The state of Texas executed Brent Brewer, who spent three decades on death row on Thursday evening for the 1990 murder of Robert Laminack, The Texas Tribune reports. In late appeals, Brewer's lawyers argued that his death should be delayed to consider the issue of unreliable testimony, or what his lawyers called “junk science,” but late Thursday afternoon the U.S. Supreme Court denied that request. Earlier this week, Texas’s highest criminal appeals court declined similar motions to stay Brewer’s execution. Brewer’s legal team requested a lesser penalty for him on the grounds that one of the state’s expert witnesses used unreliable methodologies to testify and that a juror says they mistakenly sentenced Brewer to death. At 6:23 p.m., Brewer was injected with a lethal dose of pentobarbital and died 15 minutes later. “I would like to tell the family of the victim that I could never figure out the words to fix what I have broken. I just want you to know that this 53-year-old is not the same reckless 19-year-old kid from 1990. I hope you find peace,” Brewer said in a final statement.

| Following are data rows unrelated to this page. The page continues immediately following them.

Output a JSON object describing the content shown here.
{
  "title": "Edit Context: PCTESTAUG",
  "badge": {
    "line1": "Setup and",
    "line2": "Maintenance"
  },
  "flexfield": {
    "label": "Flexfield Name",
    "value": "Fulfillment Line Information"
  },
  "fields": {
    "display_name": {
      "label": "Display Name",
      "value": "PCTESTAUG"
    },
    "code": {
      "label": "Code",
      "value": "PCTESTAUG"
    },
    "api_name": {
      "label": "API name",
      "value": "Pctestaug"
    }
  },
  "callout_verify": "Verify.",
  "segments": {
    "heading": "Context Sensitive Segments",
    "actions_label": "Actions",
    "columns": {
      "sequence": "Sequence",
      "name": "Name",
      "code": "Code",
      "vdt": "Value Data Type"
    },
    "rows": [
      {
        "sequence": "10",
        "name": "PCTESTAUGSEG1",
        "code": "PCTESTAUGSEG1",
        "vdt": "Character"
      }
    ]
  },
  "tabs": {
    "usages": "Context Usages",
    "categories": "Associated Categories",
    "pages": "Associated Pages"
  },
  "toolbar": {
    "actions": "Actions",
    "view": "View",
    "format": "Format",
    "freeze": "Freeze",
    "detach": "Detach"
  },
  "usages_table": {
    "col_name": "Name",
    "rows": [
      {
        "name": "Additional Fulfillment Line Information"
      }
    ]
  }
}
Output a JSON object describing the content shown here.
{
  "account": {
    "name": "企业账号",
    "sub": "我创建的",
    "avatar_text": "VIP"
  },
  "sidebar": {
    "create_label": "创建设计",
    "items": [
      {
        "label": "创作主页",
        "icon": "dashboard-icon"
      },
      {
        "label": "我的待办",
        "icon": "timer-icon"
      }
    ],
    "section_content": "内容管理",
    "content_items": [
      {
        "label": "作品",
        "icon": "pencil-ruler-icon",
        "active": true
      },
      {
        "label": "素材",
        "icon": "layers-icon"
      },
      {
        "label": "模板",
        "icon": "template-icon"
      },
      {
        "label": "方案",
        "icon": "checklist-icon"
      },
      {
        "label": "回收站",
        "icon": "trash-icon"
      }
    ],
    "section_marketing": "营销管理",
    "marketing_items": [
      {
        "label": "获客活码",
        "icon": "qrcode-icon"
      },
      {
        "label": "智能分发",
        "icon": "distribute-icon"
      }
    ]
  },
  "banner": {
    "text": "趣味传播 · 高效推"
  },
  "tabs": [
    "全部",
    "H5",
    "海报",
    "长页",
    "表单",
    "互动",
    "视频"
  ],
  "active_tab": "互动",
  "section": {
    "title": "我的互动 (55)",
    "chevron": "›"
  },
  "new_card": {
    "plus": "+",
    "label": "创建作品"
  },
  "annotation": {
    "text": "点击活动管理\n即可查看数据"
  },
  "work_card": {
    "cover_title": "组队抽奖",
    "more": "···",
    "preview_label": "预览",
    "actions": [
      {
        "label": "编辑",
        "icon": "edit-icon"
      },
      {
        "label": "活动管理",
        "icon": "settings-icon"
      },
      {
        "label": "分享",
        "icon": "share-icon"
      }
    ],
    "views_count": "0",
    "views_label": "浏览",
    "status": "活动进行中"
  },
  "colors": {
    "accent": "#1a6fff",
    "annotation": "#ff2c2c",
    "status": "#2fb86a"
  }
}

Brewer was initially sentenced to death in 1991 for the murder, but in 2007 the U.S. Supreme Court found that his jury was not given sufficient opportunity for the jury to consider a less severe punishment. Two years later, another jury also sentenced Brewer to death. During the 2009 trial, one of the jurors, Michele Douglas, did not want to vote in favor of capital punishment for Laminack’s murder, which she did not think was premeditated. Douglas also said she misunderstood the jury's instructions. During Brewer’s 2009 sentencing, the state also called on forensic psychiatrist Dr. Richard Coons to testify about the danger Brewer posed to those in prison. Coons asserted that a significant amount of crime goes unreported in prisons, and while Brewer’s record was largely clean, it was likely the defendant would commit more acts of violence. Three years after Coons testified on Brewer’s dangerousness, the Texas Court of Criminal Appeals ruled that the psychiatrist’s techniques for predicting the risks defendants posed were unreliable. “We see this case as a kind of an outlier, based on all of these things that have happened in this case, including the junk science that was presented,” Shawn Nolan, Brewer’s attorney said.